Among the lines below, tally those that contain "label" and respond with the total only.

Collection entries
# # #
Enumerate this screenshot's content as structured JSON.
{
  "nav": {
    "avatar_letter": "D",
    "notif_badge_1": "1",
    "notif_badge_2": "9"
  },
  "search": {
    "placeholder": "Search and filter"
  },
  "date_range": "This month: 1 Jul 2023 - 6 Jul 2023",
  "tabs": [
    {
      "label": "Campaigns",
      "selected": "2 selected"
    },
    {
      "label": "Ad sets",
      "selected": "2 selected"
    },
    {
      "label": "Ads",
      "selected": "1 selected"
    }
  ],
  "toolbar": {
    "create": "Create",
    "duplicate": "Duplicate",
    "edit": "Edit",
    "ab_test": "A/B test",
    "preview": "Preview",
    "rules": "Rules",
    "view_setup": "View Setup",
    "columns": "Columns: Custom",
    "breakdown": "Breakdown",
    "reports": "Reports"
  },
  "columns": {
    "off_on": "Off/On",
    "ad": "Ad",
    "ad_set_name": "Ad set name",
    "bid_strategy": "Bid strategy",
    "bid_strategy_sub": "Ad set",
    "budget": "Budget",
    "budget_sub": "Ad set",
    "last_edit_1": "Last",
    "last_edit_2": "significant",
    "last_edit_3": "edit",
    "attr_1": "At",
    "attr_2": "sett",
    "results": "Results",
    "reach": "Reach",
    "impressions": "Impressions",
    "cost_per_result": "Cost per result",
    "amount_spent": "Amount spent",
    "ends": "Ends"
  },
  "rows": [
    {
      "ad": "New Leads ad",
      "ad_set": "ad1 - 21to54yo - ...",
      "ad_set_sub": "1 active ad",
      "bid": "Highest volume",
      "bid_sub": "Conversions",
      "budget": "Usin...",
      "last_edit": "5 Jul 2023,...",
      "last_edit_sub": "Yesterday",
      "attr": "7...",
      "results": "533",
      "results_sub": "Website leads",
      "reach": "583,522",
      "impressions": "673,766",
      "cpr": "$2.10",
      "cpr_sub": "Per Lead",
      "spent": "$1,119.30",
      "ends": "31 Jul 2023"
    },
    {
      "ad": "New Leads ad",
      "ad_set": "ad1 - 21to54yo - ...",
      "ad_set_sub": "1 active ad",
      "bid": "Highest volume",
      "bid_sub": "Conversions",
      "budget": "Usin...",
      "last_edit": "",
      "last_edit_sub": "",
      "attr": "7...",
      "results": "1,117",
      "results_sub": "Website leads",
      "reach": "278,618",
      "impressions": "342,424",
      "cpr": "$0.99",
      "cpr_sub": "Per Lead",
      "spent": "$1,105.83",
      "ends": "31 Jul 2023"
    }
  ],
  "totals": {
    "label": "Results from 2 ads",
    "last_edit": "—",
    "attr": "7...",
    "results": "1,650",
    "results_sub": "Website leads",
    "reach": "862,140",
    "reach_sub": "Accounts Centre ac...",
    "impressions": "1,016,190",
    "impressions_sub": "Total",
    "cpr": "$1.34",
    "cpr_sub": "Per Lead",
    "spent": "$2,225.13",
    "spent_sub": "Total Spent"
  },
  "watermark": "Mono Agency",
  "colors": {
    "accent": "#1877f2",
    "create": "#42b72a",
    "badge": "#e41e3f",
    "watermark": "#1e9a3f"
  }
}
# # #
§ Result of this exercise
4